▸ Task description
Check each line of the data below for the string "ffffff". Then give the number of lines that have it, without anything else.

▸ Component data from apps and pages
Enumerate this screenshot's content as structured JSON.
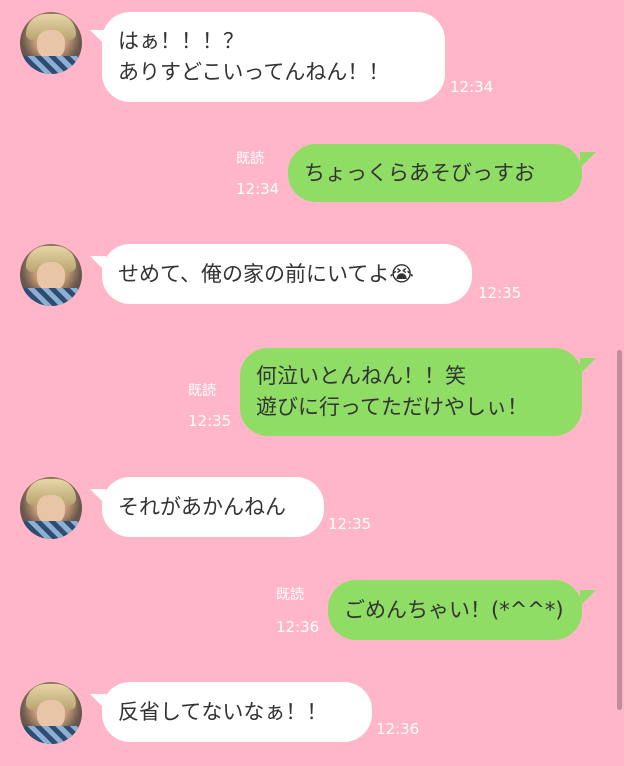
{
  "messages": [
    {
      "side": "in",
      "text": "はぁ！！！？\nありすどこいってんねん！！",
      "time": "12:34"
    },
    {
      "side": "out",
      "read": "既読",
      "text": "ちょっくらあそびっすお",
      "time": "12:34"
    },
    {
      "side": "in",
      "text": "せめて、俺の家の前にいてよ😭",
      "time": "12:35"
    },
    {
      "side": "out",
      "read": "既読",
      "text": "何泣いとんねん！！笑\n遊びに行ってただけやしぃ！",
      "time": "12:35"
    },
    {
      "side": "in",
      "text": "それがあかんねん",
      "time": "12:35"
    },
    {
      "side": "out",
      "read": "既読",
      "text": "ごめんちゃい！(*^^*)",
      "time": "12:36"
    },
    {
      "side": "in",
      "text": "反省してないなぁ！！",
      "time": "12:36"
    }
  ],
  "colors": {
    "background": "#ffb6c9",
    "incoming_bubble": "#ffffff",
    "outgoing_bubble": "#8fdd65",
    "message_text": "#333333",
    "meta_text": "#ffffff"
  },
  "icons": {
    "avatar": "avatar-photo"
  }
}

▸ Response
2